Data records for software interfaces
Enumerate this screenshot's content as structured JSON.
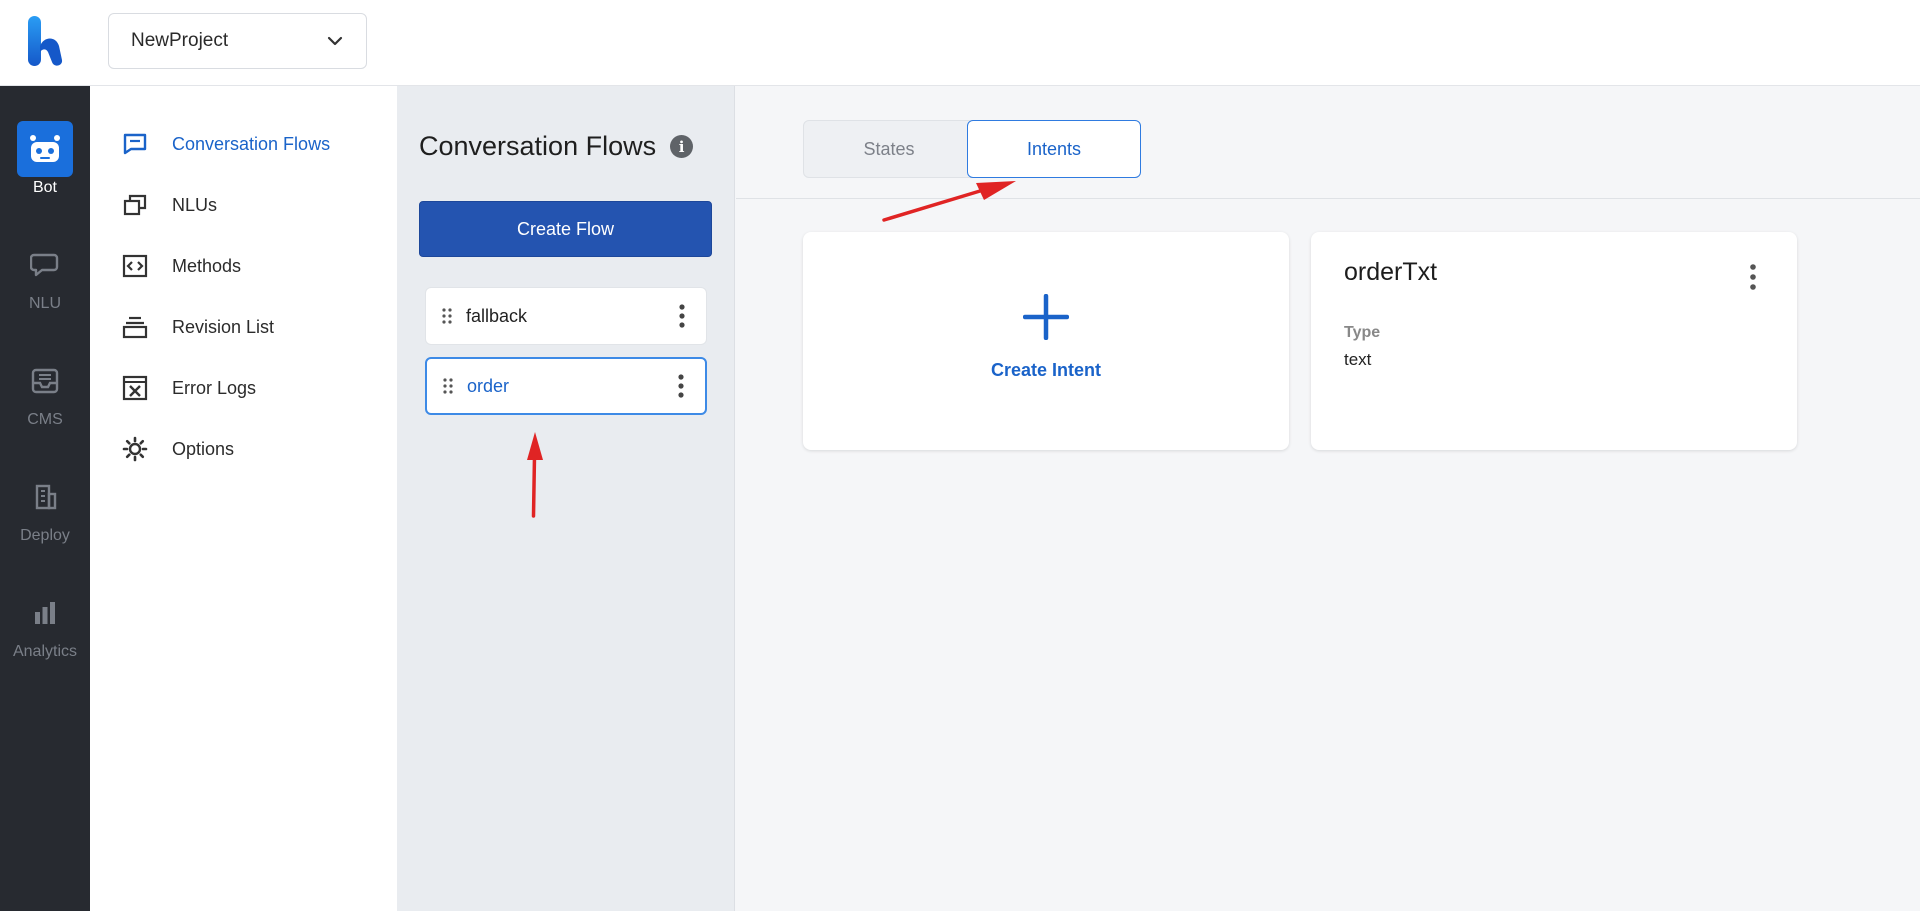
{
  "header": {
    "project_name": "NewProject"
  },
  "rail": {
    "items": [
      {
        "label": "Bot",
        "icon": "robot-icon",
        "active": true
      },
      {
        "label": "NLU",
        "icon": "chat-bubble-icon",
        "active": false
      },
      {
        "label": "CMS",
        "icon": "inbox-icon",
        "active": false
      },
      {
        "label": "Deploy",
        "icon": "building-icon",
        "active": false
      },
      {
        "label": "Analytics",
        "icon": "bar-chart-icon",
        "active": false
      }
    ]
  },
  "subnav": {
    "items": [
      {
        "label": "Conversation Flows",
        "icon": "message-square-icon",
        "active": true
      },
      {
        "label": "NLUs",
        "icon": "copy-icon",
        "active": false
      },
      {
        "label": "Methods",
        "icon": "code-box-icon",
        "active": false
      },
      {
        "label": "Revision List",
        "icon": "stack-icon",
        "active": false
      },
      {
        "label": "Error Logs",
        "icon": "x-box-icon",
        "active": false
      },
      {
        "label": "Options",
        "icon": "gear-icon",
        "active": false
      }
    ]
  },
  "flows": {
    "title": "Conversation Flows",
    "create_label": "Create Flow",
    "items": [
      {
        "name": "fallback",
        "active": false
      },
      {
        "name": "order",
        "active": true
      }
    ]
  },
  "main": {
    "tabs": [
      {
        "label": "States",
        "active": false
      },
      {
        "label": "Intents",
        "active": true
      }
    ],
    "create_intent_label": "Create Intent",
    "intents": [
      {
        "name": "orderTxt",
        "type_label": "Type",
        "type_value": "text"
      }
    ]
  },
  "colors": {
    "accent": "#1a63c9",
    "primary_button": "#2454b0",
    "rail_bg": "#272a30",
    "annotation_arrow": "#e02424"
  }
}
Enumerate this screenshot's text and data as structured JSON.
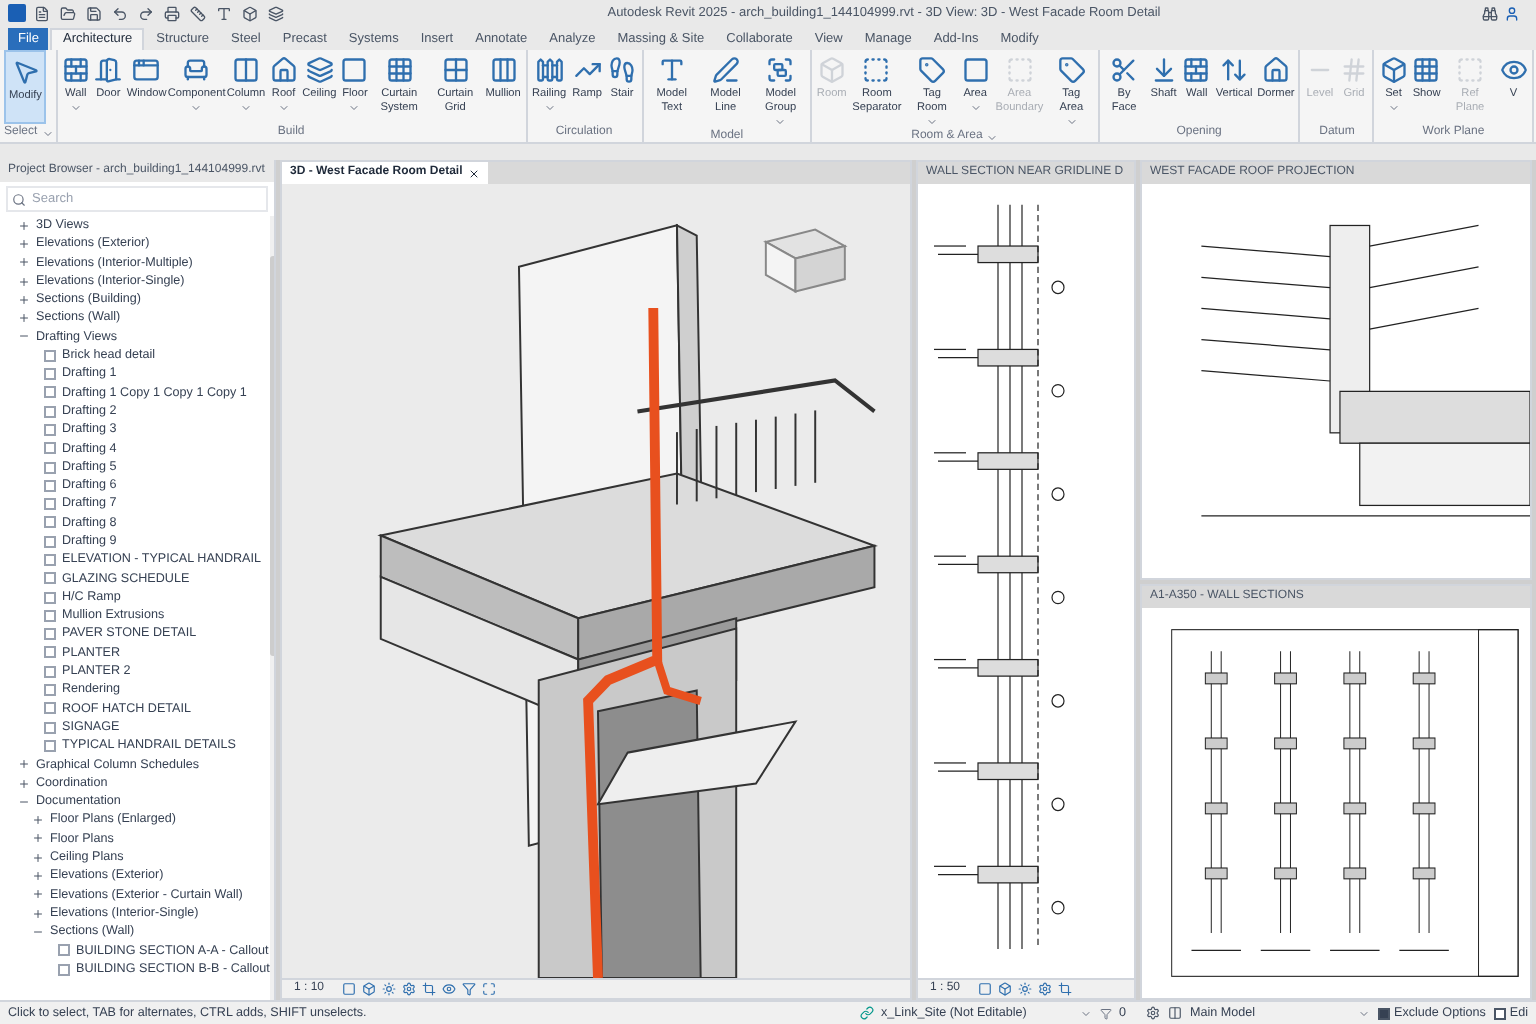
{
  "window": {
    "title": "Autodesk Revit 2025 - arch_building1_144104999.rvt - 3D View: 3D - West Facade Room Detail"
  },
  "ribbon_tabs": [
    {
      "label": "File",
      "kind": "file",
      "selected": false
    },
    {
      "label": "Architecture",
      "kind": "tab",
      "selected": true
    },
    {
      "label": "Structure",
      "kind": "tab",
      "selected": false
    },
    {
      "label": "Steel",
      "kind": "tab",
      "selected": false
    },
    {
      "label": "Precast",
      "kind": "tab",
      "selected": false
    },
    {
      "label": "Systems",
      "kind": "tab",
      "selected": false
    },
    {
      "label": "Insert",
      "kind": "tab",
      "selected": false
    },
    {
      "label": "Annotate",
      "kind": "tab",
      "selected": false
    },
    {
      "label": "Analyze",
      "kind": "tab",
      "selected": false
    },
    {
      "label": "Massing & Site",
      "kind": "tab",
      "selected": false
    },
    {
      "label": "Collaborate",
      "kind": "tab",
      "selected": false
    },
    {
      "label": "View",
      "kind": "tab",
      "selected": false
    },
    {
      "label": "Manage",
      "kind": "tab",
      "selected": false
    },
    {
      "label": "Add-Ins",
      "kind": "tab",
      "selected": false
    },
    {
      "label": "Modify",
      "kind": "tab",
      "selected": false
    }
  ],
  "ribbon_groups": [
    {
      "label": "Select",
      "menu": true,
      "tools": [
        {
          "label": "Modify",
          "selected": true,
          "disabled": false,
          "menu": false
        }
      ]
    },
    {
      "label": "Build",
      "menu": false,
      "tools": [
        {
          "label": "Wall",
          "selected": false,
          "disabled": false,
          "menu": true
        },
        {
          "label": "Door",
          "selected": false,
          "disabled": false,
          "menu": false
        },
        {
          "label": "Window",
          "selected": false,
          "disabled": false,
          "menu": false
        },
        {
          "label": "Component",
          "selected": false,
          "disabled": false,
          "menu": true
        },
        {
          "label": "Column",
          "selected": false,
          "disabled": false,
          "menu": true
        },
        {
          "label": "Roof",
          "selected": false,
          "disabled": false,
          "menu": true
        },
        {
          "label": "Ceiling",
          "selected": false,
          "disabled": false,
          "menu": false
        },
        {
          "label": "Floor",
          "selected": false,
          "disabled": false,
          "menu": true
        },
        {
          "label": "Curtain System",
          "selected": false,
          "disabled": false,
          "menu": false
        },
        {
          "label": "Curtain Grid",
          "selected": false,
          "disabled": false,
          "menu": false
        },
        {
          "label": "Mullion",
          "selected": false,
          "disabled": false,
          "menu": false
        }
      ]
    },
    {
      "label": "Circulation",
      "menu": false,
      "tools": [
        {
          "label": "Railing",
          "selected": false,
          "disabled": false,
          "menu": true
        },
        {
          "label": "Ramp",
          "selected": false,
          "disabled": false,
          "menu": false
        },
        {
          "label": "Stair",
          "selected": false,
          "disabled": false,
          "menu": false
        }
      ]
    },
    {
      "label": "Model",
      "menu": false,
      "tools": [
        {
          "label": "Model Text",
          "selected": false,
          "disabled": false,
          "menu": false
        },
        {
          "label": "Model Line",
          "selected": false,
          "disabled": false,
          "menu": false
        },
        {
          "label": "Model Group",
          "selected": false,
          "disabled": false,
          "menu": true
        }
      ]
    },
    {
      "label": "Room & Area",
      "menu": true,
      "tools": [
        {
          "label": "Room",
          "selected": false,
          "disabled": true,
          "menu": false
        },
        {
          "label": "Room Separator",
          "selected": false,
          "disabled": false,
          "menu": false
        },
        {
          "label": "Tag Room",
          "selected": false,
          "disabled": false,
          "menu": true
        },
        {
          "label": "Area",
          "selected": false,
          "disabled": false,
          "menu": true
        },
        {
          "label": "Area Boundary",
          "selected": false,
          "disabled": true,
          "menu": false
        },
        {
          "label": "Tag Area",
          "selected": false,
          "disabled": false,
          "menu": true
        }
      ]
    },
    {
      "label": "Opening",
      "menu": false,
      "tools": [
        {
          "label": "By Face",
          "selected": false,
          "disabled": false,
          "menu": false
        },
        {
          "label": "Shaft",
          "selected": false,
          "disabled": false,
          "menu": false
        },
        {
          "label": "Wall",
          "selected": false,
          "disabled": false,
          "menu": false
        },
        {
          "label": "Vertical",
          "selected": false,
          "disabled": false,
          "menu": false
        },
        {
          "label": "Dormer",
          "selected": false,
          "disabled": false,
          "menu": false
        }
      ]
    },
    {
      "label": "Datum",
      "menu": false,
      "tools": [
        {
          "label": "Level",
          "selected": false,
          "disabled": true,
          "menu": false
        },
        {
          "label": "Grid",
          "selected": false,
          "disabled": true,
          "menu": false
        }
      ]
    },
    {
      "label": "Work Plane",
      "menu": false,
      "tools": [
        {
          "label": "Set",
          "selected": false,
          "disabled": false,
          "menu": true
        },
        {
          "label": "Show",
          "selected": false,
          "disabled": false,
          "menu": false
        },
        {
          "label": "Ref Plane",
          "selected": false,
          "disabled": true,
          "menu": false
        },
        {
          "label": "V",
          "selected": false,
          "disabled": false,
          "menu": false
        }
      ]
    }
  ],
  "project_browser": {
    "title": "Project Browser - arch_building1_144104999.rvt",
    "search": {
      "placeholder": "Search"
    },
    "tree": [
      {
        "children": [
          {
            "label": "3D Views",
            "expanded": false
          },
          {
            "label": "Elevations (Exterior)",
            "expanded": false
          },
          {
            "label": "Elevations (Interior-Multiple)",
            "expanded": false
          },
          {
            "label": "Elevations (Interior-Single)",
            "expanded": false
          },
          {
            "label": "Sections (Building)",
            "expanded": false
          },
          {
            "label": "Sections (Wall)",
            "expanded": false
          },
          {
            "label": "Drafting Views",
            "expanded": true,
            "children": [
              {
                "label": "Brick head detail"
              },
              {
                "label": "Drafting 1"
              },
              {
                "label": "Drafting 1 Copy 1 Copy 1 Copy 1"
              },
              {
                "label": "Drafting 2"
              },
              {
                "label": "Drafting 3"
              },
              {
                "label": "Drafting 4"
              },
              {
                "label": "Drafting 5"
              },
              {
                "label": "Drafting 6"
              },
              {
                "label": "Drafting 7"
              },
              {
                "label": "Drafting 8"
              },
              {
                "label": "Drafting 9"
              },
              {
                "label": "ELEVATION - TYPICAL HANDRAIL"
              },
              {
                "label": "GLAZING SCHEDULE"
              },
              {
                "label": "H/C Ramp"
              },
              {
                "label": "Mullion Extrusions"
              },
              {
                "label": "PAVER STONE DETAIL"
              },
              {
                "label": "PLANTER"
              },
              {
                "label": "PLANTER 2"
              },
              {
                "label": "Rendering"
              },
              {
                "label": "ROOF HATCH DETAIL"
              },
              {
                "label": "SIGNAGE"
              },
              {
                "label": "TYPICAL HANDRAIL DETAILS"
              }
            ]
          },
          {
            "label": "Graphical Column Schedules",
            "expanded": false
          }
        ]
      },
      {
        "label": "Coordination",
        "expanded": false
      },
      {
        "label": "Documentation",
        "expanded": true,
        "children": [
          {
            "label": "Floor Plans (Enlarged)",
            "expanded": false
          },
          {
            "label": "Floor Plans",
            "expanded": false
          },
          {
            "label": "Ceiling Plans",
            "expanded": false
          },
          {
            "label": "Elevations (Exterior)",
            "expanded": false
          },
          {
            "label": "Elevations (Exterior - Curtain Wall)",
            "expanded": false
          },
          {
            "label": "Elevations (Interior-Single)",
            "expanded": false
          },
          {
            "label": "Sections (Wall)",
            "expanded": true,
            "children": [
              {
                "label": "BUILDING SECTION A-A - Callout"
              },
              {
                "label": "BUILDING SECTION B-B - Callout"
              }
            ]
          }
        ]
      }
    ]
  },
  "views": [
    {
      "title": "3D - West Facade Room Detail",
      "selected": true,
      "kind": "model3d",
      "scale": "1 : 10"
    },
    {
      "title": "WALL SECTION NEAR GRIDLINE D",
      "selected": false,
      "kind": "section",
      "scale": "1 : 50"
    },
    {
      "title": "WEST FACADE ROOF PROJECTION",
      "selected": false,
      "kind": "detail"
    },
    {
      "title": "A1-A350 - WALL SECTIONS",
      "selected": false,
      "kind": "sheet"
    }
  ],
  "status_bar": {
    "message": "Click to select, TAB for alternates, CTRL adds, SHIFT unselects.",
    "workset": "x_Link_Site (Not Editable)",
    "count": "0",
    "design_option": "Main Model",
    "options": [
      {
        "label": "Exclude Options",
        "checked": true
      },
      {
        "label": "Edi",
        "checked": false
      }
    ]
  }
}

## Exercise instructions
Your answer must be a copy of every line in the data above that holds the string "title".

## Expected answer
    "title": "Conversation Flows",
    "title": "Autodesk Revit 2025 - arch_building1_144104999.rvt - 3D View: 3D - West Facade Room Detail"
    "title": "Project Browser - arch_building1_144104999.rvt",
      "title": "3D - West Facade Room Detail",
      "title": "WALL SECTION NEAR GRIDLINE D",
      "title": "WEST FACADE ROOF PROJECTION",
      "title": "A1-A350 - WALL SECTIONS",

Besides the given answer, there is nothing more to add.